A short form certificate confirms the existence of the original or “long form” document.  Select information from the birth certificate is on this document and this information is stored electronically for easy access.  Some may prefer to use the short form certificate as proof of birth, but the parent’s names many not appear which may be necessary for certain government documents and services such as applying for a passport.  



What is not my birth certificate?



Souvenir birth certificates, issued by the hospital where the baby was delivered are not legal documents.  You can recognize these documents as it typically has the footprints of the newborn baby imprinted on it.  You should never contact the hospital for a replacement birth certificate.  Even if you receive another souvenir certificate, it is next to useless.



Where do I go to replace my birth certificate?



The process will vary from state to state, but generally speaking, the country clerk will have the birth certificates on record at the Clerk’s office.  You may not need to visit the county clerk or register as many of these offices have procedures by which an individual can mail a request to the office, with payment via a check and requisite documents completed.



In some populous counties, such as Nassau County, New York, the individual municipalities and villages will have their own clerks so an individual born in Nassau would contact the local clerk rather than the country clerk.  The county does maintain records prior to 1935, before the responsibility was regulated to the counties, so those seeking a certificate before that time should contact the county clerk if such a split is present.  In less dense counties, such as Lincoln County, North Carolina, the record is available through the register of deeds and any individual that fills out a request form, presents an ID and $10 per copy requested can obtain a certified copy of a birth, death or marriage certificate.

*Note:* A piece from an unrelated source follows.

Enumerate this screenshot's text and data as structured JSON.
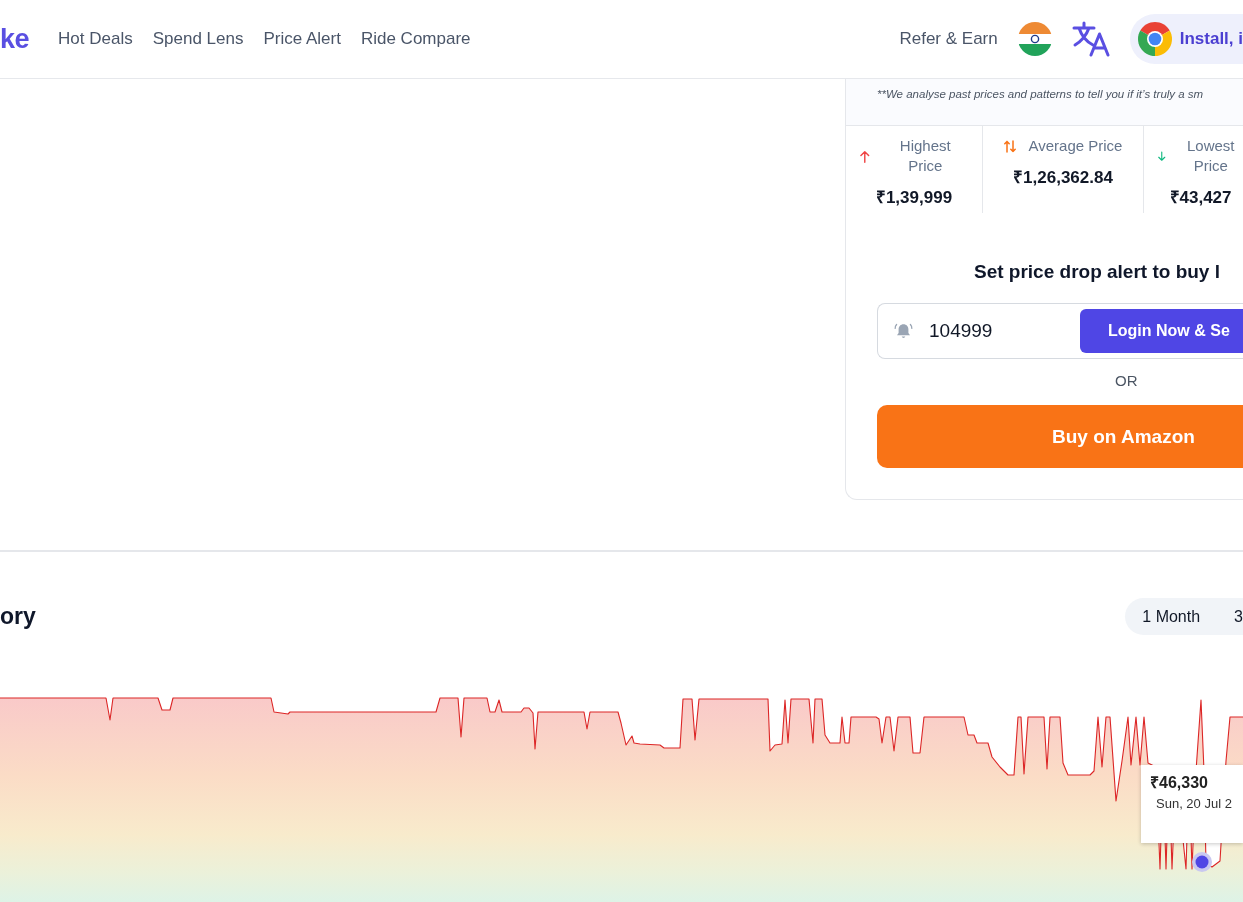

Additionally, you can obtain a copy of your birth certificate directly from the state.  In New York State for example, non-New York City residents can obtain a vital record from the New York State Department of Health by writing to the provided address, paying a fee of $30 per copy (via check) ad providing government issued photo identification.